╭──

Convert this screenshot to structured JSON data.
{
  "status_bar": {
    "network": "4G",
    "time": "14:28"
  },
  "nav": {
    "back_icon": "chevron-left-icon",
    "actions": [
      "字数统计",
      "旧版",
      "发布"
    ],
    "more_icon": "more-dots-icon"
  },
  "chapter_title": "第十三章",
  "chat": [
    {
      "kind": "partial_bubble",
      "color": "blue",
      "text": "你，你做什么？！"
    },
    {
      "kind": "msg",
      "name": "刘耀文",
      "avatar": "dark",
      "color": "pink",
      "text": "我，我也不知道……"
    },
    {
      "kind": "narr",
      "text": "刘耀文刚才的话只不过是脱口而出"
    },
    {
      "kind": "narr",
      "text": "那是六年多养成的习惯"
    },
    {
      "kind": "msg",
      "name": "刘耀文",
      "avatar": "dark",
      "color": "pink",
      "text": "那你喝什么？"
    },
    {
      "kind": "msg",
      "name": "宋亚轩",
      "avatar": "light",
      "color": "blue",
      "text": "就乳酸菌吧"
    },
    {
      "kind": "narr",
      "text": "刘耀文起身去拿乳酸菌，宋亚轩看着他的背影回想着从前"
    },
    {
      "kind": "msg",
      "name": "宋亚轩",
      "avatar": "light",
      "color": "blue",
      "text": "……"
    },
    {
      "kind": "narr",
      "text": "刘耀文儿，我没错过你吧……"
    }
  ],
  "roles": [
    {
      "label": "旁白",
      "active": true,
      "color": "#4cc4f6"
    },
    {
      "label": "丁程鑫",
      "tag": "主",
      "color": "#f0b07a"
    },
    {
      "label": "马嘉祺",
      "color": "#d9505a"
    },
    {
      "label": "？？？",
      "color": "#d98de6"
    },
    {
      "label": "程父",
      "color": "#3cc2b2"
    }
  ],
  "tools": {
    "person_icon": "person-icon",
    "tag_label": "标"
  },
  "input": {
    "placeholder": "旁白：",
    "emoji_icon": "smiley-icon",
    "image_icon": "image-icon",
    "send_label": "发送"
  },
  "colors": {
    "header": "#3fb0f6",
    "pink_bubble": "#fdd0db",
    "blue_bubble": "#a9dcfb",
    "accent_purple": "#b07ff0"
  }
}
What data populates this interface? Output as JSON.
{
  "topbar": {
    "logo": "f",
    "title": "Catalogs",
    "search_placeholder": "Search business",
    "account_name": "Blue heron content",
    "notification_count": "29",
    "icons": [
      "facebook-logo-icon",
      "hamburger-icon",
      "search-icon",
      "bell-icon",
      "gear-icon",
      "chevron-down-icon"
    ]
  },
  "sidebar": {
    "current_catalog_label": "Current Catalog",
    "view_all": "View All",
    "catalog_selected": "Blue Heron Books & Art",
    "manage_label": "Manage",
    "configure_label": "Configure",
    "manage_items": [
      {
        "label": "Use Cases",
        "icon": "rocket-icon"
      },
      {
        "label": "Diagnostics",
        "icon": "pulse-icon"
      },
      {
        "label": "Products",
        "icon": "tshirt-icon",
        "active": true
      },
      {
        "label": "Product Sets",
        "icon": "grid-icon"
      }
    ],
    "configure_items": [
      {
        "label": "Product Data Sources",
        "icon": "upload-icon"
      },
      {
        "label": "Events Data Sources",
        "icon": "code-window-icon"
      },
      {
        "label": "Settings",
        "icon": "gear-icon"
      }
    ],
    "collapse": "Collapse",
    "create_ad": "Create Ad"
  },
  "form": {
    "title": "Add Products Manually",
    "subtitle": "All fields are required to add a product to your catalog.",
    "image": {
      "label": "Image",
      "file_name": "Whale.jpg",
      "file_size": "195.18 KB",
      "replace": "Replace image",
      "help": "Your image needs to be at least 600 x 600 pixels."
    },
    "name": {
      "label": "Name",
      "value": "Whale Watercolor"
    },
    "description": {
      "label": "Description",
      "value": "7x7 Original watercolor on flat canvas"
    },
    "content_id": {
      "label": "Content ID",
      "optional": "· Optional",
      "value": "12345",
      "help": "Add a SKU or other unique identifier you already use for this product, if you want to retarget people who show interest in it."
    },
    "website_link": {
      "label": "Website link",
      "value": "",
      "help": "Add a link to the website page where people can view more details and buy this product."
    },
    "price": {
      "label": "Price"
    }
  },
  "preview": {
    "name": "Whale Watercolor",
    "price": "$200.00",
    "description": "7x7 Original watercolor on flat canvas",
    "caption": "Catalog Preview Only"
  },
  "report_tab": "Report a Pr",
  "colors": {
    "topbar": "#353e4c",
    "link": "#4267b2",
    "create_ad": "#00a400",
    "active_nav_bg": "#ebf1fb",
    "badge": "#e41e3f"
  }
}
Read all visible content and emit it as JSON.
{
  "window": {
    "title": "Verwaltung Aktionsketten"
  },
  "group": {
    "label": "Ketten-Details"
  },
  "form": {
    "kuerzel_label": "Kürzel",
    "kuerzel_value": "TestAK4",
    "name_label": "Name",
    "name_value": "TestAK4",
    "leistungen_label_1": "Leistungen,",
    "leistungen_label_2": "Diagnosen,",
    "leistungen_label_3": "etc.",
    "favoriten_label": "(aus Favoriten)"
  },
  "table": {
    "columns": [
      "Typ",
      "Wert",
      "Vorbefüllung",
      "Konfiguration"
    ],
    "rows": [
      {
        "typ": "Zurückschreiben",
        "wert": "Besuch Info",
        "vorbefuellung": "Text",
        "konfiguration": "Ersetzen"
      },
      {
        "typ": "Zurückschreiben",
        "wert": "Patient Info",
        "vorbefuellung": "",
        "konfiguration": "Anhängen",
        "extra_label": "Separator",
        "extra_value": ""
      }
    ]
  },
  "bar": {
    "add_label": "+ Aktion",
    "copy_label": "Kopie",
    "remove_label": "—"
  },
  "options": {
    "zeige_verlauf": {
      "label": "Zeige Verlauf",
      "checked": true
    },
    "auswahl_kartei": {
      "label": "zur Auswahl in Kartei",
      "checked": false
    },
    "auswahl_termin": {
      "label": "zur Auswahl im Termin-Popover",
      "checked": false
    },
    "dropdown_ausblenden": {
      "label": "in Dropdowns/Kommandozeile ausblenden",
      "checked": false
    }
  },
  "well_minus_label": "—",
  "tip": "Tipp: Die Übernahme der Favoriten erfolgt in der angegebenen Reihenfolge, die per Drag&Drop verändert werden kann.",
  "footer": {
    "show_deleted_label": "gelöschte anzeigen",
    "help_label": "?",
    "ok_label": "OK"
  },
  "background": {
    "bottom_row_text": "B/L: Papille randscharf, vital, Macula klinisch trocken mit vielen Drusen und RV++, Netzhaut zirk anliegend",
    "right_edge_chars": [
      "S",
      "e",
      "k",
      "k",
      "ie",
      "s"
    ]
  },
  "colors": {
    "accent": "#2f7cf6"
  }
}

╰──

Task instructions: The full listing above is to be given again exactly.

Response area:
Convert this screenshot to structured JSON data.
{
  "status_bar": {
    "network": "4G",
    "time": "14:28"
  },
  "nav": {
    "back_icon": "chevron-left-icon",
    "actions": [
      "字数统计",
      "旧版",
      "发布"
    ],
    "more_icon": "more-dots-icon"
  },
  "chapter_title": "第十三章",
  "chat": [
    {
      "kind": "partial_bubble",
      "color": "blue",
      "text": "你，你做什么？！"
    },
    {
      "kind": "msg",
      "name": "刘耀文",
      "avatar": "dark",
      "color": "pink",
      "text": "我，我也不知道……"
    },
    {
      "kind": "narr",
      "text": "刘耀文刚才的话只不过是脱口而出"
    },
    {
      "kind": "narr",
      "text": "那是六年多养成的习惯"
    },
    {
      "kind": "msg",
      "name": "刘耀文",
      "avatar": "dark",
      "color": "pink",
      "text": "那你喝什么？"
    },
    {
      "kind": "msg",
      "name": "宋亚轩",
      "avatar": "light",
      "color": "blue",
      "text": "就乳酸菌吧"
    },
    {
      "kind": "narr",
      "text": "刘耀文起身去拿乳酸菌，宋亚轩看着他的背影回想着从前"
    },
    {
      "kind": "msg",
      "name": "宋亚轩",
      "avatar": "light",
      "color": "blue",
      "text": "……"
    },
    {
      "kind": "narr",
      "text": "刘耀文儿，我没错过你吧……"
    }
  ],
  "roles": [
    {
      "label": "旁白",
      "active": true,
      "color": "#4cc4f6"
    },
    {
      "label": "丁程鑫",
      "tag": "主",
      "color": "#f0b07a"
    },
    {
      "label": "马嘉祺",
      "color": "#d9505a"
    },
    {
      "label": "？？？",
      "color": "#d98de6"
    },
    {
      "label": "程父",
      "color": "#3cc2b2"
    }
  ],
  "tools": {
    "person_icon": "person-icon",
    "tag_label": "标"
  },
  "input": {
    "placeholder": "旁白：",
    "emoji_icon": "smiley-icon",
    "image_icon": "image-icon",
    "send_label": "发送"
  },
  "colors": {
    "header": "#3fb0f6",
    "pink_bubble": "#fdd0db",
    "blue_bubble": "#a9dcfb",
    "accent_purple": "#b07ff0"
  }
}
What data populates this interface? Output as JSON.
{
  "topbar": {
    "logo": "f",
    "title": "Catalogs",
    "search_placeholder": "Search business",
    "account_name": "Blue heron content",
    "notification_count": "29",
    "icons": [
      "facebook-logo-icon",
      "hamburger-icon",
      "search-icon",
      "bell-icon",
      "gear-icon",
      "chevron-down-icon"
    ]
  },
  "sidebar": {
    "current_catalog_label": "Current Catalog",
    "view_all": "View All",
    "catalog_selected": "Blue Heron Books & Art",
    "manage_label": "Manage",
    "configure_label": "Configure",
    "manage_items": [
      {
        "label": "Use Cases",
        "icon": "rocket-icon"
      },
      {
        "label": "Diagnostics",
        "icon": "pulse-icon"
      },
      {
        "label": "Products",
        "icon": "tshirt-icon",
        "active": true
      },
      {
        "label": "Product Sets",
        "icon": "grid-icon"
      }
    ],
    "configure_items": [
      {
        "label": "Product Data Sources",
        "icon": "upload-icon"
      },
      {
        "label": "Events Data Sources",
        "icon": "code-window-icon"
      },
      {
        "label": "Settings",
        "icon": "gear-icon"
      }
    ],
    "collapse": "Collapse",
    "create_ad": "Create Ad"
  },
  "form": {
    "title": "Add Products Manually",
    "subtitle": "All fields are required to add a product to your catalog.",
    "image": {
      "label": "Image",
      "file_name": "Whale.jpg",
      "file_size": "195.18 KB",
      "replace": "Replace image",
      "help": "Your image needs to be at least 600 x 600 pixels."
    },
    "name": {
      "label": "Name",
      "value": "Whale Watercolor"
    },
    "description": {
      "label": "Description",
      "value": "7x7 Original watercolor on flat canvas"
    },
    "content_id": {
      "label": "Content ID",
      "optional": "· Optional",
      "value": "12345",
      "help": "Add a SKU or other unique identifier you already use for this product, if you want to retarget people who show interest in it."
    },
    "website_link": {
      "label": "Website link",
      "value": "",
      "help": "Add a link to the website page where people can view more details and buy this product."
    },
    "price": {
      "label": "Price"
    }
  },
  "preview": {
    "name": "Whale Watercolor",
    "price": "$200.00",
    "description": "7x7 Original watercolor on flat canvas",
    "caption": "Catalog Preview Only"
  },
  "report_tab": "Report a Pr",
  "colors": {
    "topbar": "#353e4c",
    "link": "#4267b2",
    "create_ad": "#00a400",
    "active_nav_bg": "#ebf1fb",
    "badge": "#e41e3f"
  }
}
Read all visible content and emit it as JSON.
{
  "window": {
    "title": "Verwaltung Aktionsketten"
  },
  "group": {
    "label": "Ketten-Details"
  },
  "form": {
    "kuerzel_label": "Kürzel",
    "kuerzel_value": "TestAK4",
    "name_label": "Name",
    "name_value": "TestAK4",
    "leistungen_label_1": "Leistungen,",
    "leistungen_label_2": "Diagnosen,",
    "leistungen_label_3": "etc.",
    "favoriten_label": "(aus Favoriten)"
  },
  "table": {
    "columns": [
      "Typ",
      "Wert",
      "Vorbefüllung",
      "Konfiguration"
    ],
    "rows": [
      {
        "typ": "Zurückschreiben",
        "wert": "Besuch Info",
        "vorbefuellung": "Text",
        "konfiguration": "Ersetzen"
      },
      {
        "typ": "Zurückschreiben",
        "wert": "Patient Info",
        "vorbefuellung": "",
        "konfiguration": "Anhängen",
        "extra_label": "Separator",
        "extra_value": ""
      }
    ]
  },
  "bar": {
    "add_label": "+ Aktion",
    "copy_label": "Kopie",
    "remove_label": "—"
  },
  "options": {
    "zeige_verlauf": {
      "label": "Zeige Verlauf",
      "checked": true
    },
    "auswahl_kartei": {
      "label": "zur Auswahl in Kartei",
      "checked": false
    },
    "auswahl_termin": {
      "label": "zur Auswahl im Termin-Popover",
      "checked": false
    },
    "dropdown_ausblenden": {
      "label": "in Dropdowns/Kommandozeile ausblenden",
      "checked": false
    }
  },
  "well_minus_label": "—",
  "tip": "Tipp: Die Übernahme der Favoriten erfolgt in der angegebenen Reihenfolge, die per Drag&Drop verändert werden kann.",
  "footer": {
    "show_deleted_label": "gelöschte anzeigen",
    "help_label": "?",
    "ok_label": "OK"
  },
  "background": {
    "bottom_row_text": "B/L: Papille randscharf, vital, Macula klinisch trocken mit vielen Drusen und RV++, Netzhaut zirk anliegend",
    "right_edge_chars": [
      "S",
      "e",
      "k",
      "k",
      "ie",
      "s"
    ]
  },
  "colors": {
    "accent": "#2f7cf6"
  }
}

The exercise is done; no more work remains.